(Excerpts from an interface dataset)
★ ★ ★ ★

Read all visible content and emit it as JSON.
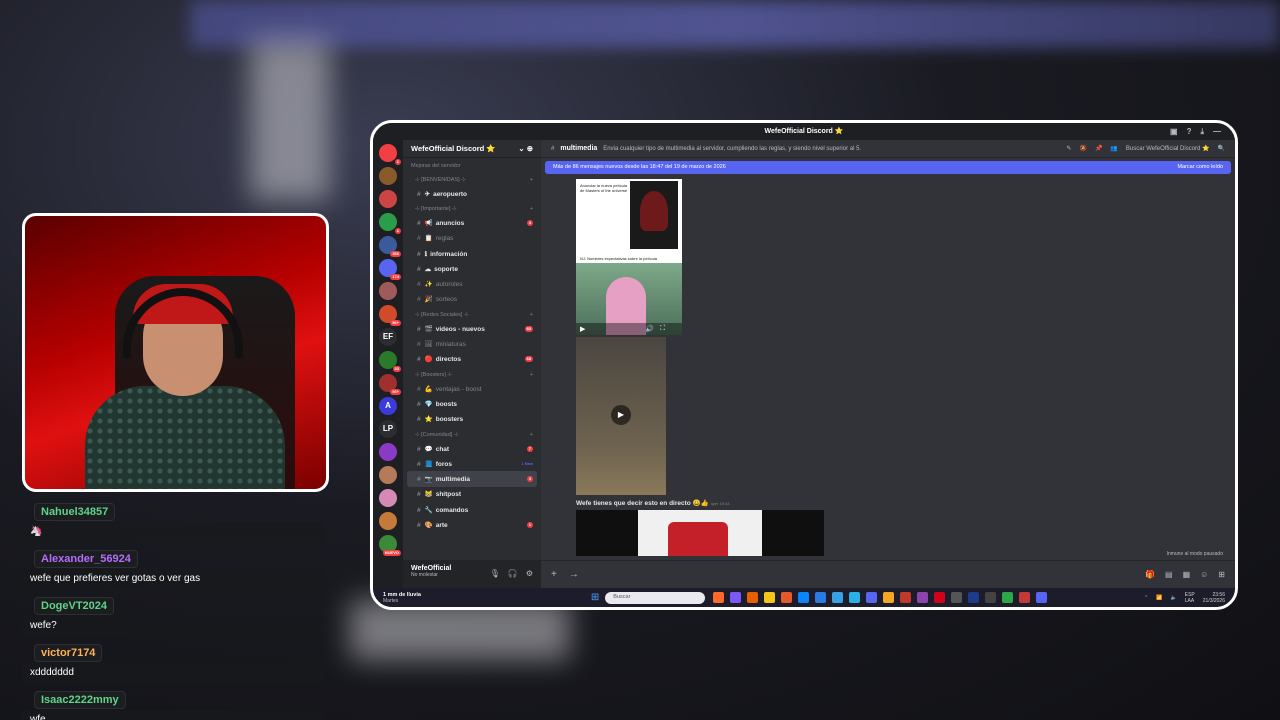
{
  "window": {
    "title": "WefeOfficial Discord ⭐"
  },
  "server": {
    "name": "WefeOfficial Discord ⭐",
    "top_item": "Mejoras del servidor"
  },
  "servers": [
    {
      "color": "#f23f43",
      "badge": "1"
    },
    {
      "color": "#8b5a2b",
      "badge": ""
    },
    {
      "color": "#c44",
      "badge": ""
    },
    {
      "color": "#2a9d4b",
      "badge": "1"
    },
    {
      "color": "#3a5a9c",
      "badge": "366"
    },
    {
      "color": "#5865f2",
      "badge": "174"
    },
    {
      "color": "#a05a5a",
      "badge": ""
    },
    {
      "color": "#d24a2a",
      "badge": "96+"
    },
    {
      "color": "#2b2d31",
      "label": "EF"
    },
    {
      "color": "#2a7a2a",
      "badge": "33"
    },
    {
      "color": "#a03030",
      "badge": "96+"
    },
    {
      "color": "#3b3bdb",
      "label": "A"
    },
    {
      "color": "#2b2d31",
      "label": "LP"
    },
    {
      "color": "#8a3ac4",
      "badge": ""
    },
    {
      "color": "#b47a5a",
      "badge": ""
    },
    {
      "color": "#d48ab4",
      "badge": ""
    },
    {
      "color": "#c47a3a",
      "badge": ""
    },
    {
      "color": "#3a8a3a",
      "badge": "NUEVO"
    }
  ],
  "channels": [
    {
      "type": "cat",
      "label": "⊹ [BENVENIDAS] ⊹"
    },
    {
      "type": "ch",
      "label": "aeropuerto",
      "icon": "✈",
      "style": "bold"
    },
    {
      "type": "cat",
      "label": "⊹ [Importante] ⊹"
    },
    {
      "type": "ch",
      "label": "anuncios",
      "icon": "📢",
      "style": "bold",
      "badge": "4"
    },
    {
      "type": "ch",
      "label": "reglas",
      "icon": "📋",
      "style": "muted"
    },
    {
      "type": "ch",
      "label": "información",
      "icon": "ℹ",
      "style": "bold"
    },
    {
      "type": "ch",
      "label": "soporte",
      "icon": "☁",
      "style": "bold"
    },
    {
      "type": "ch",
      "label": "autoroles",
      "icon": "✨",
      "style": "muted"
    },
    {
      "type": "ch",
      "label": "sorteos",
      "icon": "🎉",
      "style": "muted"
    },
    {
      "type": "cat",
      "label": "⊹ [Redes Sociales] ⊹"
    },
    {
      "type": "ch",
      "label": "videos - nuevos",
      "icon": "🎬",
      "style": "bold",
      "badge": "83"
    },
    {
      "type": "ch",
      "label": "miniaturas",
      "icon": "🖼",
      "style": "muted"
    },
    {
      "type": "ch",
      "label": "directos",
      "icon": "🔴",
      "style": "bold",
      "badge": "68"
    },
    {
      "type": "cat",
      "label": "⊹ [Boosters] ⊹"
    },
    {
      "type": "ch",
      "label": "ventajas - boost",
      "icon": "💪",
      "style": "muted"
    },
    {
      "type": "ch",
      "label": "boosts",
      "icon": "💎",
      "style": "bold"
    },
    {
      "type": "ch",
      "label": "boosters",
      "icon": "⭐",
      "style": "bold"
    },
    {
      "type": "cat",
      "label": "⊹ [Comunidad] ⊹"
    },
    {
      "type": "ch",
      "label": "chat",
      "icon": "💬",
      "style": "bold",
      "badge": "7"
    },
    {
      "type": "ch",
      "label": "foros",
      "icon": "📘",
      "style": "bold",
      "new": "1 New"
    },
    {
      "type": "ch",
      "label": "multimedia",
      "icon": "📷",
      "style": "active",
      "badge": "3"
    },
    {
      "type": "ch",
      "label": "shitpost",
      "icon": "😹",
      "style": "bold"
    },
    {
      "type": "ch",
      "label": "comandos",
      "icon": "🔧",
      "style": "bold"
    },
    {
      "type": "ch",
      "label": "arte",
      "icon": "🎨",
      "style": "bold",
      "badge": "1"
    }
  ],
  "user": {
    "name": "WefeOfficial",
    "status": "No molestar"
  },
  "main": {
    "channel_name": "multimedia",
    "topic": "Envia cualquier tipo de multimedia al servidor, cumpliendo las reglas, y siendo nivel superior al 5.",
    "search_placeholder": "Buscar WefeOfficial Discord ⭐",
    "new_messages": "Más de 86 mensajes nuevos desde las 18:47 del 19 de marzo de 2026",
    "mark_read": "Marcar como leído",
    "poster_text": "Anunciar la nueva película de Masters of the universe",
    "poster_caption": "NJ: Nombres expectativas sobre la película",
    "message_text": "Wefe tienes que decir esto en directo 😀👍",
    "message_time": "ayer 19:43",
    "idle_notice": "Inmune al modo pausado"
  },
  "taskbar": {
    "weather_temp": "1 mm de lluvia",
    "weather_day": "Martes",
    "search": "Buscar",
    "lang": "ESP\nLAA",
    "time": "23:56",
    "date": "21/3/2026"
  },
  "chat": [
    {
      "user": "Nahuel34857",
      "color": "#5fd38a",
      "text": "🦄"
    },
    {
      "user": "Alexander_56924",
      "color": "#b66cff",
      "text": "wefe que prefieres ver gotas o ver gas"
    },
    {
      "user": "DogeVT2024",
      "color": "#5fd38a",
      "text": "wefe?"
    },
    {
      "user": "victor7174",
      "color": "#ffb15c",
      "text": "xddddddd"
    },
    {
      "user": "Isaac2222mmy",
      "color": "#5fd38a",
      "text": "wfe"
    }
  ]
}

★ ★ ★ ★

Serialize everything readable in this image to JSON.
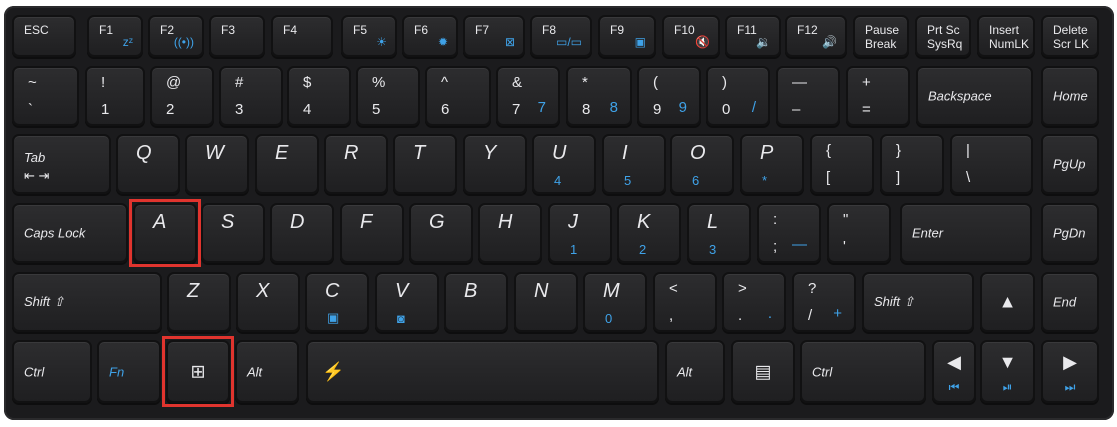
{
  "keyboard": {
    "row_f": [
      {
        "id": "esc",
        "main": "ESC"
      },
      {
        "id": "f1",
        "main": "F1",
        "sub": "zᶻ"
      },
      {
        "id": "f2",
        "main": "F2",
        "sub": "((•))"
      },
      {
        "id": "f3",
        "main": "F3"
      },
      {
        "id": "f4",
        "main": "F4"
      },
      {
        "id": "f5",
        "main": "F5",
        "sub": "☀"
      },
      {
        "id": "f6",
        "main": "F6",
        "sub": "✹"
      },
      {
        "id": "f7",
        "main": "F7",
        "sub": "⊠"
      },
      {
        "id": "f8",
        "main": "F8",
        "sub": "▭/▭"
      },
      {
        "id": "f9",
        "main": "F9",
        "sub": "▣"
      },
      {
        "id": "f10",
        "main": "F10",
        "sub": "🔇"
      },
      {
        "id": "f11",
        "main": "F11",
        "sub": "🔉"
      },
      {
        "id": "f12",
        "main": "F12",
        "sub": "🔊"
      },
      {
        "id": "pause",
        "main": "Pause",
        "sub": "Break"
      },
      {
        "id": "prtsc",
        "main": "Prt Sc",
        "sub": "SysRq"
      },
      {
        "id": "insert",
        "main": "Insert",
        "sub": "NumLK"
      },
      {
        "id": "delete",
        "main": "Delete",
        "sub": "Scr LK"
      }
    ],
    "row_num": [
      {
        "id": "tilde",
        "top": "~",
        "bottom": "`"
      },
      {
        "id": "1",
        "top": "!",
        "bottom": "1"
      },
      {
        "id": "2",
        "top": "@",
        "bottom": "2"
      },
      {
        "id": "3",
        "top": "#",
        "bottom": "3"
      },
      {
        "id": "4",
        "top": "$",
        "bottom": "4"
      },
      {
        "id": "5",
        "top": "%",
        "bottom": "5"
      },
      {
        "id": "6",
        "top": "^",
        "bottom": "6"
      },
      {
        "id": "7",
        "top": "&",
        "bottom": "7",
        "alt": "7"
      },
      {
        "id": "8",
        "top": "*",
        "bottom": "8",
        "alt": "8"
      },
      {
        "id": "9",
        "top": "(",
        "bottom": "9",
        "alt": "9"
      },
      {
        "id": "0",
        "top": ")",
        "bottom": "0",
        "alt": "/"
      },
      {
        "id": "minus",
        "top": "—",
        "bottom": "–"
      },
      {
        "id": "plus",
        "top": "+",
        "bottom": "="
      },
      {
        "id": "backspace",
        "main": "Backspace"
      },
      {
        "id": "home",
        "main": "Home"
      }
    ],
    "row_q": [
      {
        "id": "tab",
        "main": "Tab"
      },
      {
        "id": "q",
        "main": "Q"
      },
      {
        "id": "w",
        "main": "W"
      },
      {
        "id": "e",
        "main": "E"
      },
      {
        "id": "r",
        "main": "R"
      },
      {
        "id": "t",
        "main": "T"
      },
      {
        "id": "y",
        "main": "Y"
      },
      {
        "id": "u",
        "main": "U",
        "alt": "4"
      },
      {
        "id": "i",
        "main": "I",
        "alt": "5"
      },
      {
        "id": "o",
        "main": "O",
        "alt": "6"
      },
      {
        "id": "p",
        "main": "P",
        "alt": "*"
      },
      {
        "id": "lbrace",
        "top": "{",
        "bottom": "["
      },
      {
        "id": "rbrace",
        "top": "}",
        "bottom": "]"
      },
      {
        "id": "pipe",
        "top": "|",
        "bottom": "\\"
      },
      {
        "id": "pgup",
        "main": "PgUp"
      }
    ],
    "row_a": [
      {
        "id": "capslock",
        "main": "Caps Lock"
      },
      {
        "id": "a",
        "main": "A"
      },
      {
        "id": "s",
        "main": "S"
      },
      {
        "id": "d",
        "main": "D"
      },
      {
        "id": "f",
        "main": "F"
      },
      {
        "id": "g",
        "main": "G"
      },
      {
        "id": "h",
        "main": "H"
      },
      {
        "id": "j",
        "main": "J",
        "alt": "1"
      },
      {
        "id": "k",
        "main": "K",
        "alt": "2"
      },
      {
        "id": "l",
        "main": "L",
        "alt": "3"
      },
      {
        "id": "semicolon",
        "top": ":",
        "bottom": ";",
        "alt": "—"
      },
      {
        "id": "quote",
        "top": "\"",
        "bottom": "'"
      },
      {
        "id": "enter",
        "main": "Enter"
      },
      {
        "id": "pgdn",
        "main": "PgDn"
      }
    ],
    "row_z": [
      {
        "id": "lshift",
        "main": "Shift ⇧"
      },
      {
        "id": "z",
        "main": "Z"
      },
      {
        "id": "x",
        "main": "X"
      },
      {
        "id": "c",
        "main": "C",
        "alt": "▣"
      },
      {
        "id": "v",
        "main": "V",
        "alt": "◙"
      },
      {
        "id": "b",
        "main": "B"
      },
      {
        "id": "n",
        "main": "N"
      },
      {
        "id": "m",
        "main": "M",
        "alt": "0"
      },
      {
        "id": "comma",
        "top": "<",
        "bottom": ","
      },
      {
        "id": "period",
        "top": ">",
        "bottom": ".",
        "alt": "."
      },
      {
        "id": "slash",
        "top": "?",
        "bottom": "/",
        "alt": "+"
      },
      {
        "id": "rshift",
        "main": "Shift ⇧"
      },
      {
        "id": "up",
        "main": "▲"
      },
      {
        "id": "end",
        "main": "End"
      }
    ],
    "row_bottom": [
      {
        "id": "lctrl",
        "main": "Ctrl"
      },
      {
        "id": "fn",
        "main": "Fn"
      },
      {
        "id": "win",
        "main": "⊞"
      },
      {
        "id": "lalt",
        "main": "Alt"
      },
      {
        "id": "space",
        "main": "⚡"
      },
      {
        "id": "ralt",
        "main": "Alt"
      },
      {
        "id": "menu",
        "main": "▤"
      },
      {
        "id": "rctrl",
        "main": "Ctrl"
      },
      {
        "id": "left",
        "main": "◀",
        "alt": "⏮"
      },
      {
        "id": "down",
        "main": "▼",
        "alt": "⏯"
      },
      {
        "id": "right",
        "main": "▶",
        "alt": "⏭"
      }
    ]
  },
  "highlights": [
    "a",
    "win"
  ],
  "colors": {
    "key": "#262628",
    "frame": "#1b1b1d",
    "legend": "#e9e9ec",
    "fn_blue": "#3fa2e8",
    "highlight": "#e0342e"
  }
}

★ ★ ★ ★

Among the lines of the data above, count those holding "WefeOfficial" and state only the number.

**Task solution**
4